• Problem to work on
Copy every line of the records below that holds the word "kind".

• Entries supplied
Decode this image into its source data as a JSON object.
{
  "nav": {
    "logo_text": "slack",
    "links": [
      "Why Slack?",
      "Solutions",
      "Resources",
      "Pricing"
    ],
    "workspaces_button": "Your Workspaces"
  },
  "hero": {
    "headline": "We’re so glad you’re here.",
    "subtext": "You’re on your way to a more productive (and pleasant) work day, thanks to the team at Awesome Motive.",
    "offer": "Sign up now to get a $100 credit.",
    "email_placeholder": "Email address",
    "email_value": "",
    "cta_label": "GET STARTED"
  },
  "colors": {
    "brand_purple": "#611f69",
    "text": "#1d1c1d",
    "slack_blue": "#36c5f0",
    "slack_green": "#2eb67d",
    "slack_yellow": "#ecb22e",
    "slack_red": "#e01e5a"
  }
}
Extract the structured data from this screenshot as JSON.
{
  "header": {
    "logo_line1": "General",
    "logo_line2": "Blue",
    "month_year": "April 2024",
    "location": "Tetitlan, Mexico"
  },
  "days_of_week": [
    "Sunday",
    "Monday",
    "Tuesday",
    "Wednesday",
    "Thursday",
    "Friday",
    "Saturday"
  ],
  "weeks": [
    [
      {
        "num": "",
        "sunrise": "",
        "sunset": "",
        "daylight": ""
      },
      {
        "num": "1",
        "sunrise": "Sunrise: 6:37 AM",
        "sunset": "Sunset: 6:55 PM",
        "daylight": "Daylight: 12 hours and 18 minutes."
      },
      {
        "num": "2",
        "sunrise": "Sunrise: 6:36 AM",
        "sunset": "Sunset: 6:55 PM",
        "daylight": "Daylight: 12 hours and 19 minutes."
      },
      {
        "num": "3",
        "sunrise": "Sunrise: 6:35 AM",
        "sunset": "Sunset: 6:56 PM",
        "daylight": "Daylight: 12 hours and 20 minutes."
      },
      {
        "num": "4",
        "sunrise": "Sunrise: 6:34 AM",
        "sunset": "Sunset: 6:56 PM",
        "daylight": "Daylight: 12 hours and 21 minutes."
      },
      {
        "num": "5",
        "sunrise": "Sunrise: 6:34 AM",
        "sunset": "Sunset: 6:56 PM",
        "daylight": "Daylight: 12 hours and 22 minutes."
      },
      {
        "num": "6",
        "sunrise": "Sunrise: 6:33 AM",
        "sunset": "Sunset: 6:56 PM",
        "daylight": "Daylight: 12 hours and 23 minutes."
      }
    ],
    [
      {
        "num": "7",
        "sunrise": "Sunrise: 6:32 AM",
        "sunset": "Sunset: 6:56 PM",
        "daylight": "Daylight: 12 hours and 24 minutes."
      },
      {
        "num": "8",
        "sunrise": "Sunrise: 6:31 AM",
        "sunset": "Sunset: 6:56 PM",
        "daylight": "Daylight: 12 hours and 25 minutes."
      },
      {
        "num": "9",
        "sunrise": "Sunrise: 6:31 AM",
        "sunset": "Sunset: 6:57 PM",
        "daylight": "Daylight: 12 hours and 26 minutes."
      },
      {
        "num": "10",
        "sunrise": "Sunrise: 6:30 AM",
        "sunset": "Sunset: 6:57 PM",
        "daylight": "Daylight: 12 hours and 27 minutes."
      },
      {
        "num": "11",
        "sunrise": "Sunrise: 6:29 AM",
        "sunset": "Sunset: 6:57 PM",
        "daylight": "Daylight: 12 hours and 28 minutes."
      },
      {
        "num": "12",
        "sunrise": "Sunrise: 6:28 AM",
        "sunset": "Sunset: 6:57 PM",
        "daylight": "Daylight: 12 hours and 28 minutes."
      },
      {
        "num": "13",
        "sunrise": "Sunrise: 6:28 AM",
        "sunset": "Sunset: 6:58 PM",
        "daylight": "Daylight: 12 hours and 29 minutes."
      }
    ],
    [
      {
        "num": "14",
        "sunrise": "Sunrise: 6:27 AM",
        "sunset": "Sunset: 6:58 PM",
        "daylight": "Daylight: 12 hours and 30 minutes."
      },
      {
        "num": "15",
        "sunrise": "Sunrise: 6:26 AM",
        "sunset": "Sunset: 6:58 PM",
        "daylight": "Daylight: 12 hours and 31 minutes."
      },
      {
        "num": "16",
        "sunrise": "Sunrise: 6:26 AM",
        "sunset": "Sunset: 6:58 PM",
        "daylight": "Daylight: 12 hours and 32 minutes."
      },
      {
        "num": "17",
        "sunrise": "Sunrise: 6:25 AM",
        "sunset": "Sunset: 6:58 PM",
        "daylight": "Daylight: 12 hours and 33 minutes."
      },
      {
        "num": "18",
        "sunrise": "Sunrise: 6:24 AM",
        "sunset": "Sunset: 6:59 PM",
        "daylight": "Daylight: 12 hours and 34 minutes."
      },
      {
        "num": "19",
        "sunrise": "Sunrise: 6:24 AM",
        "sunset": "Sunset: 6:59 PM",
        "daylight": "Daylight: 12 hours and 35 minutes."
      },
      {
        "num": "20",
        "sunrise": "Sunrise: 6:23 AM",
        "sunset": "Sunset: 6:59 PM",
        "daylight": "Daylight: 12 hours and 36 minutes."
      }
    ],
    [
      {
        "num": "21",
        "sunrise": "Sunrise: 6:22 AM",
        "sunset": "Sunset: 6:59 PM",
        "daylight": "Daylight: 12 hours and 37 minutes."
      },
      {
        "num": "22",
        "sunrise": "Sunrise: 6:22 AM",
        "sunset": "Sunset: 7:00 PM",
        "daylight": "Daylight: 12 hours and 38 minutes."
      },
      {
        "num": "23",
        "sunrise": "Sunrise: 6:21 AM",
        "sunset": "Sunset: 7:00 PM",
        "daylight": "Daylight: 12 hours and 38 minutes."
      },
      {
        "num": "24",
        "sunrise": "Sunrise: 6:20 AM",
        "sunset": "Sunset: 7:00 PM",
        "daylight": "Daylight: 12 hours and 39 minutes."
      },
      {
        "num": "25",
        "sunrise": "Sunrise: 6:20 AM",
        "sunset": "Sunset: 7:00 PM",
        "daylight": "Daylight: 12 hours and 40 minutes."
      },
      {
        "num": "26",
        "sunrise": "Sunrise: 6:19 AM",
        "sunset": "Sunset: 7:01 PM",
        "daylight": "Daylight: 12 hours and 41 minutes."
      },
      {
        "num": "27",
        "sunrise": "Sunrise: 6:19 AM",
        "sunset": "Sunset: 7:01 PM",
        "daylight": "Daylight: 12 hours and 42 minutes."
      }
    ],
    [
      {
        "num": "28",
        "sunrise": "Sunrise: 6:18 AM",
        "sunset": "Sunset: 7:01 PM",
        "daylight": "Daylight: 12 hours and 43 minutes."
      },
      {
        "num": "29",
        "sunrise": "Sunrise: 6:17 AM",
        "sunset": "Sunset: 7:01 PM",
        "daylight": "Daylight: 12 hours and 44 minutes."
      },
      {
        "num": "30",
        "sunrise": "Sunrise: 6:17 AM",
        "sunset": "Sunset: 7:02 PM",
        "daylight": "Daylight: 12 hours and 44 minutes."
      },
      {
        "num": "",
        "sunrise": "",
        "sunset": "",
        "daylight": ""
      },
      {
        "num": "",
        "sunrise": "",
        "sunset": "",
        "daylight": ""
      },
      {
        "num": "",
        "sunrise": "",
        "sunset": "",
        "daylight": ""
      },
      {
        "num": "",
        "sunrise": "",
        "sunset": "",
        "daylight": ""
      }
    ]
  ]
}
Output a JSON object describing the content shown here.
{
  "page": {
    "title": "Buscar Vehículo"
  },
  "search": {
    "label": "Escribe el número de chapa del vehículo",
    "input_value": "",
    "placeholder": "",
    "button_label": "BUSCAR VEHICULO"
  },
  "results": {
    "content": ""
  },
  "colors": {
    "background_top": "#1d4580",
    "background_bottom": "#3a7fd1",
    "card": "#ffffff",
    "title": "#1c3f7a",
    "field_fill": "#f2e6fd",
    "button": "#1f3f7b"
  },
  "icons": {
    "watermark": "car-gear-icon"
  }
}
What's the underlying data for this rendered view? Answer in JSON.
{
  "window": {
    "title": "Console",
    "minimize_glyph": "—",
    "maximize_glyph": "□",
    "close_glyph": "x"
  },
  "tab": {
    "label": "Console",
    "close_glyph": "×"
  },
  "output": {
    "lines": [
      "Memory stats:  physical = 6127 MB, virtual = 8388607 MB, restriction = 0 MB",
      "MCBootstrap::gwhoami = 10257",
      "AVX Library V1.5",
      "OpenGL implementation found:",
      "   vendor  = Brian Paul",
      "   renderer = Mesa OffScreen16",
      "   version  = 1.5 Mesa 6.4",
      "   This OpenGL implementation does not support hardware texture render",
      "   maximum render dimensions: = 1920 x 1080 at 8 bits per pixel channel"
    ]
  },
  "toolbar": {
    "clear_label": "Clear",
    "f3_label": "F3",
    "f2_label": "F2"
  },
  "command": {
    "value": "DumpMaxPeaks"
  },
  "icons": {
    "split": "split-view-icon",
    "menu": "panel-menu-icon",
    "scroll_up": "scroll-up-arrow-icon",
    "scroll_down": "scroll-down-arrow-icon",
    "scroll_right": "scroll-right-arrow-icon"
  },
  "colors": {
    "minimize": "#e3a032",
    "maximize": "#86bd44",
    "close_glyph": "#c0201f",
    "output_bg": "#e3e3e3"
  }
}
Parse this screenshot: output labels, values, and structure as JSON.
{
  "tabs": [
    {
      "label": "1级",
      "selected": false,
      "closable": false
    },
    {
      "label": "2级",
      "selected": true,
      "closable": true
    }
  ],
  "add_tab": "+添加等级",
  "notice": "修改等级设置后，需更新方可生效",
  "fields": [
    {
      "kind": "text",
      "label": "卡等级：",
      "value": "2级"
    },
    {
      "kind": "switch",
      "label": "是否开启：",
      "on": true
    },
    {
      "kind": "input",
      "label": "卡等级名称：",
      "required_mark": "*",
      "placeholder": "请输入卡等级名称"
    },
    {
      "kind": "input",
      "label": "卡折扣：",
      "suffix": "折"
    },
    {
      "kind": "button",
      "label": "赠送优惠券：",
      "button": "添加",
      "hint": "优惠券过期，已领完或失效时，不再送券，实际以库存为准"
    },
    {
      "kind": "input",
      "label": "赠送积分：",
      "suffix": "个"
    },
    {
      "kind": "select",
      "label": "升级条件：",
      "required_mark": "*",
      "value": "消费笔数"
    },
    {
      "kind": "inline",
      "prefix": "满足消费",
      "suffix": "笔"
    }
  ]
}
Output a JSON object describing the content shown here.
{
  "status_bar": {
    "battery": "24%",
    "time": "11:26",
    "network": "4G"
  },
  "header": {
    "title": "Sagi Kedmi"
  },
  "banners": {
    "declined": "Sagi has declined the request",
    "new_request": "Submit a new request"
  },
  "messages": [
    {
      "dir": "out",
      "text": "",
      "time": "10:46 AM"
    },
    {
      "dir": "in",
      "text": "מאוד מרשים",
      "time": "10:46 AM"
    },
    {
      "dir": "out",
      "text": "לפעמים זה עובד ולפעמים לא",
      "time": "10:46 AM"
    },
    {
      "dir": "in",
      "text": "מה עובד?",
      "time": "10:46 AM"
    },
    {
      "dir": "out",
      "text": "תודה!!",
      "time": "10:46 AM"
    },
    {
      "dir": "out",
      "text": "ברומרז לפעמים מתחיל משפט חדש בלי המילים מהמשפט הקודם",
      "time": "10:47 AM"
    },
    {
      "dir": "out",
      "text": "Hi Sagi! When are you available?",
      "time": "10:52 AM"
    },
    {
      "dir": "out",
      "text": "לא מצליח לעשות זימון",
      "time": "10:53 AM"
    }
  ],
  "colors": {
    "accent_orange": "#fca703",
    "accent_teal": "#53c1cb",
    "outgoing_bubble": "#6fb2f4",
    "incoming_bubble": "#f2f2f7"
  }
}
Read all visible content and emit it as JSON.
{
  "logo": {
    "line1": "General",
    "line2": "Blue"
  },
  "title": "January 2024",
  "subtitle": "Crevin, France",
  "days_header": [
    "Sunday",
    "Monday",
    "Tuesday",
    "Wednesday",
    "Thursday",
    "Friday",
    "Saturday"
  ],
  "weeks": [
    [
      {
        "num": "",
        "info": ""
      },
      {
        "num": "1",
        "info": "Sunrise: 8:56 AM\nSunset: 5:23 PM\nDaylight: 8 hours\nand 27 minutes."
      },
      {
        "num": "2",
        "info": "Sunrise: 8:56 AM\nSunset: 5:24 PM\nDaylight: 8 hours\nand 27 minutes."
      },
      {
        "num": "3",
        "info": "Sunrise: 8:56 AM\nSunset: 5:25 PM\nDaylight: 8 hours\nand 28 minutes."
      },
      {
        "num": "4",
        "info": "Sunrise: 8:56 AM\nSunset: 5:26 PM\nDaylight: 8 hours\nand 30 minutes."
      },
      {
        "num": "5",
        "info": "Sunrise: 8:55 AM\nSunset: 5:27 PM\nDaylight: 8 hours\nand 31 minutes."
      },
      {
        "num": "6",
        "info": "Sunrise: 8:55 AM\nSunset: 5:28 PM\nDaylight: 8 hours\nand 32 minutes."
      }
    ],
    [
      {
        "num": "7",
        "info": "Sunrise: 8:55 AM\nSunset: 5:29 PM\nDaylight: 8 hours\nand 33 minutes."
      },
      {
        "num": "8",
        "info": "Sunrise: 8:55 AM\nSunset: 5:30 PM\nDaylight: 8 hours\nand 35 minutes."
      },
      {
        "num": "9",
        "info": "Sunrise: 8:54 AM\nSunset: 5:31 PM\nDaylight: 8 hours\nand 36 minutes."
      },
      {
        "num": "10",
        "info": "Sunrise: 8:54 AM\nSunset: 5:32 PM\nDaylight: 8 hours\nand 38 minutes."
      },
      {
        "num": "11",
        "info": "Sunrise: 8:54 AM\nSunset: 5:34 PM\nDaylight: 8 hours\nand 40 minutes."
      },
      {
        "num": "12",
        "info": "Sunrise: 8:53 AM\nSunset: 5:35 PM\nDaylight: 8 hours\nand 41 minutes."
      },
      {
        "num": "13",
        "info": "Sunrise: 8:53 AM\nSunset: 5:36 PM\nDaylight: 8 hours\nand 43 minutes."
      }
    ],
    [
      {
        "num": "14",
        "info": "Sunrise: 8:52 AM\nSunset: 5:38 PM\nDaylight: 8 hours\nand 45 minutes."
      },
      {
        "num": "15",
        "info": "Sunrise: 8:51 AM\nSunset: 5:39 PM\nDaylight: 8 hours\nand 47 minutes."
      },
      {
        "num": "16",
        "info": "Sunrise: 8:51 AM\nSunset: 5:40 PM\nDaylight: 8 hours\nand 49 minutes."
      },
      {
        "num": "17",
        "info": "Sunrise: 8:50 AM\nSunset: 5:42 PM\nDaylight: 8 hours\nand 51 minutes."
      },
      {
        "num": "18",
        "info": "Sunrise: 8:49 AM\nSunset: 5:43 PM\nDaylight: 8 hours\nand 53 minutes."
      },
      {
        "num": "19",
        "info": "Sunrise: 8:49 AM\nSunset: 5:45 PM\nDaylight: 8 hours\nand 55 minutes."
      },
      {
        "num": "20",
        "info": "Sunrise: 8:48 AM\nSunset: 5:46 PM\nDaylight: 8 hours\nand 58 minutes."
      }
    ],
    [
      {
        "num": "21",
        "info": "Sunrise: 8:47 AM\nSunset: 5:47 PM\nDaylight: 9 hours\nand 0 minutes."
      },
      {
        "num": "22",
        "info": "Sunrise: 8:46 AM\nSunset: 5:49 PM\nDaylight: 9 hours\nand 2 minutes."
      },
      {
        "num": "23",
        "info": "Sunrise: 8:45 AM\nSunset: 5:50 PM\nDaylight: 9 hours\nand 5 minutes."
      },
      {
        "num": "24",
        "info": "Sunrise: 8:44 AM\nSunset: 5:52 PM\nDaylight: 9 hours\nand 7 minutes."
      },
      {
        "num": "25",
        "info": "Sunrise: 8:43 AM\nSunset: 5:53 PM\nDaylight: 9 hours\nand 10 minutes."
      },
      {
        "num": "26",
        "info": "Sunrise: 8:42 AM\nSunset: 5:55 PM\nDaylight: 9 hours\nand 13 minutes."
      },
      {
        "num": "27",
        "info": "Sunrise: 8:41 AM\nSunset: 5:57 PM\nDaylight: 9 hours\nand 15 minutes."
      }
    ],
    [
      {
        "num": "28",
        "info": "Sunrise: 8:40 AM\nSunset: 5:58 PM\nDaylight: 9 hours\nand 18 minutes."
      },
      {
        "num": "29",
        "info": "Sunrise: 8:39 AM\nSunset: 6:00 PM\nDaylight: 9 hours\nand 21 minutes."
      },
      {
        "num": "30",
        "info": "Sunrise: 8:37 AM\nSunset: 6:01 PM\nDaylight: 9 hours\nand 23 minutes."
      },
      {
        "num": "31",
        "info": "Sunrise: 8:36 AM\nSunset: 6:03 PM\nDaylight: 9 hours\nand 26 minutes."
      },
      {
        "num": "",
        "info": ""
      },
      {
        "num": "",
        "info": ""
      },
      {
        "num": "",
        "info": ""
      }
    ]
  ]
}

• Exercise response
      "kind": "text",
      "kind": "switch",
      "kind": "input",
      "kind": "input",
      "kind": "button",
      "kind": "input",
      "kind": "select",
      "kind": "inline",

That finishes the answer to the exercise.